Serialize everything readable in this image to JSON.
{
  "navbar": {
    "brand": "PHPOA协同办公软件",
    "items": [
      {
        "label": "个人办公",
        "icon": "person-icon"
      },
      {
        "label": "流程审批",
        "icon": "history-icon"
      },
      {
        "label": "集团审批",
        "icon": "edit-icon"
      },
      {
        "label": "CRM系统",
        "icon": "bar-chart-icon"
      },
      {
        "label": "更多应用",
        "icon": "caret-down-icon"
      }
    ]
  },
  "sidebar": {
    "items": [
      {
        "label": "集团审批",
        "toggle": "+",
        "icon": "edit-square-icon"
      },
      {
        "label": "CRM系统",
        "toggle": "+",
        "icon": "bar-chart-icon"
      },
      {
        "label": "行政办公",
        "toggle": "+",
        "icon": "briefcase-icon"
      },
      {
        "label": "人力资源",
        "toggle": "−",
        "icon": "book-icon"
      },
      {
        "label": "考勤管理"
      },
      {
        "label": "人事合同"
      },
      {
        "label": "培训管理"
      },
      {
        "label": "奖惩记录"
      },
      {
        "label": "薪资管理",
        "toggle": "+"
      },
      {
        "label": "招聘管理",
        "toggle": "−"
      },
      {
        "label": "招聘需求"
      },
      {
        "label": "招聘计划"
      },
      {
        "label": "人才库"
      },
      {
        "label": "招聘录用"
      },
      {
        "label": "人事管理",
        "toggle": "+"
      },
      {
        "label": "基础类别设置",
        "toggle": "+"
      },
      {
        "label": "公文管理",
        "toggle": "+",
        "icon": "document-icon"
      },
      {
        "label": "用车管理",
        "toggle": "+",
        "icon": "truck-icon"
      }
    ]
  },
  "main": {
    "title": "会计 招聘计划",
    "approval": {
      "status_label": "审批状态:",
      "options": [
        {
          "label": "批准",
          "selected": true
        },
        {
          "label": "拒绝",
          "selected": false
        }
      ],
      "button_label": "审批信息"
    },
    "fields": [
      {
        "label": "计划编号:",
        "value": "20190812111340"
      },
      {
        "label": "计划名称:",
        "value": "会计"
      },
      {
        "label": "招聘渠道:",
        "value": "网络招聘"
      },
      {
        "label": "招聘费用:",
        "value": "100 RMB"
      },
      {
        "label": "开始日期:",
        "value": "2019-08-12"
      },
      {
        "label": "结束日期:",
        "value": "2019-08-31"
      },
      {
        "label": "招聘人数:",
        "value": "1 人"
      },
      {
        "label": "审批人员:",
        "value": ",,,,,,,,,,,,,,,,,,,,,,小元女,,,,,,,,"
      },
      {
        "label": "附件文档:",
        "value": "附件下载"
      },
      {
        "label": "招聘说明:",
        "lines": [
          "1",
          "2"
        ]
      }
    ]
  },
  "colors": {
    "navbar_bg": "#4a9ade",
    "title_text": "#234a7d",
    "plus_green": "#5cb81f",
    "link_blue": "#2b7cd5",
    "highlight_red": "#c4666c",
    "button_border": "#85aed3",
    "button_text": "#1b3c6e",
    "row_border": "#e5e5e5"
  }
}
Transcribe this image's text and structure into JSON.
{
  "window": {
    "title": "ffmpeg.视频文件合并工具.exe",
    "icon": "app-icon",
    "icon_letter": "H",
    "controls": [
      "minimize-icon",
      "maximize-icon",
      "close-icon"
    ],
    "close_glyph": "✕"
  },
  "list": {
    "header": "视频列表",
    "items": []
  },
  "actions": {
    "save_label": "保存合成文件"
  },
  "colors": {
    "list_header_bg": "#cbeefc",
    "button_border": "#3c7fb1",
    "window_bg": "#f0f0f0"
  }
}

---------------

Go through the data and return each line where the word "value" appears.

        "value": "20190812111340"
        "value": "会计"
        "value": "网络招聘"
        "value": "100 RMB"
        "value": "2019-08-12"
        "value": "2019-08-31"
        "value": "1 人"
        "value": ",,,,,,,,,,,,,,,,,,,,,,小元女,,,,,,,,"
        "value": "附件下载"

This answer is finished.